Because they do not require a clearing of a certain area of forest, tree houses are an option for building eco-friendly facilities in remote forest areas. In some parts of the tropics, ordinary houses are built in trees or elevated on stilts to keep the living quarters above hazards at ground level, and to keep the occupants and any stored food out of reach of scavenging animals. The Korowai, a Papuan tribe in the southeast of Irian Jaya, live in tree houses, some nearly 40 metres (130 ft) high, as protection against a tribe of neighbouring head-hunters, the Citak.
The tree house has been central to various environmental protest communities around the world, in a technique known as tree sitting. This method may be used in protests against proposed road building or old growth forestry operations. Tree houses are used as a method of defense from which it is difficult and costly to safely evict the protesters and begin work. Julia Butterfly Hill is a particularly well known tree sitter who occupied a Californian Redwood for 738 days, saving the tree and others in the immediate area. Her accommodation consisted of two 29 square foot platforms 200ft above the ground.

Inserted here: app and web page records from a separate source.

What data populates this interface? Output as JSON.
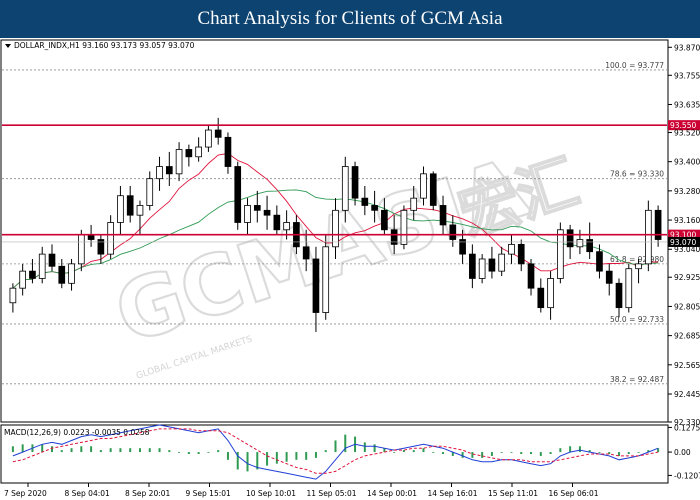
{
  "header": {
    "title": "Chart Analysis for Clients of GCM Asia"
  },
  "watermark": {
    "brand": "GCMASIA",
    "brand_cn": "宏汇",
    "tagline": "GLOBAL CAPITAL MARKETS"
  },
  "chart_data": [
    {
      "type": "candlestick",
      "symbol_info": "DOLLAR_INDX,H1  93.160 93.173 93.057 93.070",
      "ylim": [
        92.33,
        93.9
      ],
      "y_ticks": [
        "93.870",
        "93.755",
        "93.635",
        "93.520",
        "93.400",
        "93.280",
        "93.160",
        "93.040",
        "92.925",
        "92.805",
        "92.685",
        "92.565",
        "92.445",
        "92.330"
      ],
      "y_tick_values": [
        93.87,
        93.755,
        93.635,
        93.52,
        93.4,
        93.28,
        93.16,
        93.04,
        92.925,
        92.805,
        92.685,
        92.565,
        92.445,
        92.33
      ],
      "x_labels": [
        "7 Sep 2020",
        "8 Sep 04:01",
        "8 Sep 20:01",
        "9 Sep 15:01",
        "10 Sep 10:01",
        "11 Sep 05:01",
        "14 Sep 00:01",
        "14 Sep 16:01",
        "15 Sep 11:01",
        "16 Sep 06:01"
      ],
      "horizontal_lines": [
        {
          "label": "93.550",
          "value": 93.55,
          "color": "#cc0033"
        },
        {
          "label": "93.100",
          "value": 93.1,
          "color": "#cc0033"
        }
      ],
      "fibonacci_levels": [
        {
          "label": "100.0 = 93.777",
          "value": 93.777
        },
        {
          "label": "78.6 = 93.330",
          "value": 93.33
        },
        {
          "label": "61.8 = 92.980",
          "value": 92.98
        },
        {
          "label": "50.0 = 92.733",
          "value": 92.733
        },
        {
          "label": "38.2 = 92.487",
          "value": 92.487
        }
      ],
      "current_price": {
        "label": "93.070",
        "value": 93.07
      },
      "candles": [
        [
          92.82,
          92.9,
          92.78,
          92.88
        ],
        [
          92.88,
          92.98,
          92.85,
          92.95
        ],
        [
          92.95,
          93.0,
          92.9,
          92.92
        ],
        [
          92.92,
          93.05,
          92.9,
          93.02
        ],
        [
          93.02,
          93.06,
          92.95,
          92.97
        ],
        [
          92.97,
          93.0,
          92.88,
          92.9
        ],
        [
          92.9,
          93.0,
          92.87,
          92.98
        ],
        [
          92.98,
          93.12,
          92.95,
          93.1
        ],
        [
          93.1,
          93.14,
          93.05,
          93.08
        ],
        [
          93.08,
          93.1,
          92.98,
          93.02
        ],
        [
          93.02,
          93.18,
          93.0,
          93.15
        ],
        [
          93.15,
          93.3,
          93.1,
          93.26
        ],
        [
          93.26,
          93.3,
          93.15,
          93.18
        ],
        [
          93.18,
          93.24,
          93.1,
          93.22
        ],
        [
          93.22,
          93.36,
          93.2,
          93.33
        ],
        [
          93.33,
          93.42,
          93.28,
          93.38
        ],
        [
          93.38,
          93.44,
          93.3,
          93.35
        ],
        [
          93.35,
          93.48,
          93.32,
          93.45
        ],
        [
          93.45,
          93.47,
          93.38,
          93.42
        ],
        [
          93.42,
          93.5,
          93.4,
          93.46
        ],
        [
          93.46,
          93.55,
          93.44,
          93.53
        ],
        [
          93.53,
          93.58,
          93.47,
          93.5
        ],
        [
          93.5,
          93.52,
          93.35,
          93.38
        ],
        [
          93.38,
          93.4,
          93.12,
          93.15
        ],
        [
          93.15,
          93.25,
          93.1,
          93.22
        ],
        [
          93.22,
          93.28,
          93.15,
          93.2
        ],
        [
          93.2,
          93.26,
          93.12,
          93.18
        ],
        [
          93.18,
          93.22,
          93.1,
          93.12
        ],
        [
          93.12,
          93.2,
          93.08,
          93.15
        ],
        [
          93.15,
          93.18,
          93.02,
          93.05
        ],
        [
          93.05,
          93.12,
          92.95,
          93.0
        ],
        [
          93.0,
          93.05,
          92.7,
          92.78
        ],
        [
          92.78,
          93.1,
          92.75,
          93.05
        ],
        [
          93.05,
          93.25,
          93.0,
          93.2
        ],
        [
          93.2,
          93.42,
          93.15,
          93.38
        ],
        [
          93.38,
          93.4,
          93.22,
          93.25
        ],
        [
          93.25,
          93.3,
          93.18,
          93.22
        ],
        [
          93.22,
          93.28,
          93.15,
          93.2
        ],
        [
          93.2,
          93.25,
          93.1,
          93.12
        ],
        [
          93.12,
          93.18,
          93.02,
          93.06
        ],
        [
          93.06,
          93.22,
          93.04,
          93.2
        ],
        [
          93.2,
          93.3,
          93.16,
          93.25
        ],
        [
          93.25,
          93.38,
          93.22,
          93.35
        ],
        [
          93.35,
          93.36,
          93.2,
          93.22
        ],
        [
          93.22,
          93.26,
          93.1,
          93.14
        ],
        [
          93.14,
          93.18,
          93.05,
          93.08
        ],
        [
          93.08,
          93.12,
          92.98,
          93.02
        ],
        [
          93.02,
          93.06,
          92.88,
          92.92
        ],
        [
          92.92,
          93.02,
          92.9,
          93.0
        ],
        [
          93.0,
          93.05,
          92.92,
          92.95
        ],
        [
          92.95,
          93.05,
          92.93,
          93.02
        ],
        [
          93.02,
          93.1,
          92.98,
          93.06
        ],
        [
          93.06,
          93.08,
          92.95,
          92.98
        ],
        [
          92.98,
          93.0,
          92.85,
          92.88
        ],
        [
          92.88,
          92.92,
          92.78,
          92.8
        ],
        [
          92.8,
          92.95,
          92.75,
          92.92
        ],
        [
          92.92,
          93.15,
          92.9,
          93.12
        ],
        [
          93.12,
          93.14,
          93.0,
          93.05
        ],
        [
          93.05,
          93.12,
          93.02,
          93.08
        ],
        [
          93.08,
          93.15,
          93.0,
          93.03
        ],
        [
          93.03,
          93.06,
          92.92,
          92.95
        ],
        [
          92.95,
          92.98,
          92.85,
          92.9
        ],
        [
          92.9,
          92.92,
          92.76,
          92.8
        ],
        [
          92.8,
          92.98,
          92.78,
          92.96
        ],
        [
          92.96,
          93.0,
          92.9,
          92.98
        ],
        [
          92.98,
          93.24,
          92.95,
          93.2
        ],
        [
          93.2,
          93.22,
          93.05,
          93.08
        ]
      ]
    },
    {
      "type": "macd",
      "label": "MACD(12,26,9) 0.0223 -0.0035 0.0258",
      "ylim": [
        -0.16,
        0.14
      ],
      "y_ticks": [
        "0.1275",
        "0.00",
        "-0.1207"
      ],
      "y_tick_values": [
        0.1275,
        0.0,
        -0.1207
      ],
      "series": [
        {
          "values": [
            -0.02,
            0.0,
            0.02,
            0.04,
            0.05,
            0.04,
            0.06,
            0.08,
            0.09,
            0.08,
            0.09,
            0.1,
            0.11,
            0.12,
            0.13,
            0.14,
            0.13,
            0.12,
            0.11,
            0.1,
            0.11,
            0.12,
            0.06,
            -0.02,
            -0.06,
            -0.08,
            -0.09,
            -0.1,
            -0.11,
            -0.12,
            -0.13,
            -0.14,
            -0.1,
            -0.04,
            0.02,
            0.04,
            0.03,
            0.03,
            0.02,
            0.01,
            0.02,
            0.03,
            0.04,
            0.03,
            0.02,
            0.0,
            -0.02,
            -0.04,
            -0.05,
            -0.05,
            -0.04,
            -0.04,
            -0.05,
            -0.06,
            -0.07,
            -0.06,
            -0.02,
            0.0,
            0.01,
            0.0,
            -0.01,
            -0.02,
            -0.04,
            -0.03,
            -0.02,
            0.0,
            0.02
          ]
        },
        {
          "values": [
            -0.05,
            -0.04,
            -0.02,
            0.0,
            0.02,
            0.03,
            0.04,
            0.05,
            0.06,
            0.07,
            0.07,
            0.08,
            0.09,
            0.1,
            0.11,
            0.12,
            0.12,
            0.12,
            0.12,
            0.11,
            0.11,
            0.11,
            0.1,
            0.07,
            0.04,
            0.01,
            -0.02,
            -0.04,
            -0.06,
            -0.08,
            -0.09,
            -0.11,
            -0.11,
            -0.1,
            -0.07,
            -0.04,
            -0.02,
            -0.01,
            0.0,
            0.01,
            0.01,
            0.02,
            0.02,
            0.03,
            0.03,
            0.02,
            0.01,
            -0.01,
            -0.02,
            -0.03,
            -0.04,
            -0.04,
            -0.04,
            -0.05,
            -0.05,
            -0.05,
            -0.04,
            -0.03,
            -0.02,
            -0.01,
            -0.01,
            -0.01,
            -0.02,
            -0.02,
            -0.02,
            -0.01,
            0.0
          ]
        },
        {
          "values": [
            0.03,
            0.04,
            0.04,
            0.04,
            0.03,
            0.01,
            0.02,
            0.03,
            0.03,
            0.01,
            0.02,
            0.02,
            0.02,
            0.02,
            0.02,
            0.02,
            0.01,
            0.0,
            -0.01,
            -0.01,
            0.0,
            0.01,
            -0.04,
            -0.09,
            -0.1,
            -0.09,
            -0.07,
            -0.06,
            -0.05,
            -0.04,
            -0.04,
            -0.03,
            0.01,
            0.06,
            0.09,
            0.08,
            0.05,
            0.04,
            0.02,
            0.0,
            0.01,
            0.01,
            0.02,
            0.0,
            -0.01,
            -0.02,
            -0.03,
            -0.03,
            -0.03,
            -0.02,
            0.0,
            0.0,
            -0.01,
            -0.01,
            -0.02,
            -0.01,
            0.02,
            0.03,
            0.03,
            0.01,
            0.0,
            -0.01,
            -0.02,
            -0.01,
            0.0,
            0.01,
            0.02
          ]
        }
      ]
    }
  ]
}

A very small number of planning departments have specific regulations for tree houses, which set out clearly what may be built and where. In some cases tree houses are given exemption from normal building regulations, as they are not considered to be a building in the normal sense of the word. There may be restrictions on height, distance from boundaries and privacy for nearby properties.